Basically, the haters just try to…I mean who doesn’t like seeing girls in bikinis or with their clothes off? So maybe a girl, her nipple slip out into the camera, and then people flag that, and they take it down! I mean, how petty is that? Or I’m smokin’ a blunt or hittin’ a line of some miscellaneous drug, and “oh, oh, flag, flag, flag!” I mean come on, man, that’s people just, just, nitpicking and…just, yeah, hatred.
DM: How are you staying on it this time around? ‘Cause all that stuff is back up.
RR: It’s all back up. A mouse can’t stop a bulldozer, man.
DM: That’s whassup.
RR: I have 25 vidoes I haven’t even dropped yet. I consistently drop at least a video or two a week, so that’s nothin’. If people make their career trying to stop me, you’re gonna have a short career.
DM: What did you do before music?
I used to play basketball a lot. I like to just travel and collect money, so I just parlayed that into music. I mean…I’ve always been me, you know? I used to have a hard time taking my freestyle skills – talent, ability, whatever you wanna call it – and transferring that to pen and paper and actually writing songs. In the last year, I’ve kinda learned that. It’s like a little kid riding a bike, first you got the training wheels on it, and you’re like “K, this is fun! I like doing this!” And then your dad, a couple months later, takes the training wheels off, now you’re riding like that. Next thing you know, you’re moving to a freestyle bike, doin’ tricks and jumpin’ off ramps, and you’re still learning. So this is my first year riding a bike and I’m learning as I go. Gimme three, four more years, I’ma be at the XGames doin’ 360 backflips. ■

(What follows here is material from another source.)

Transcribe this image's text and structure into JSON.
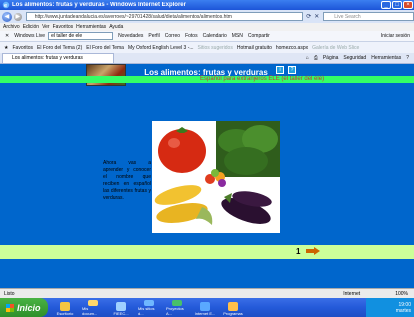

With Radio Radio at Salle André-Mathieu (475 de l’Avenir, Laval) tonight, Friday, Oct. 19, 8 p.m., $20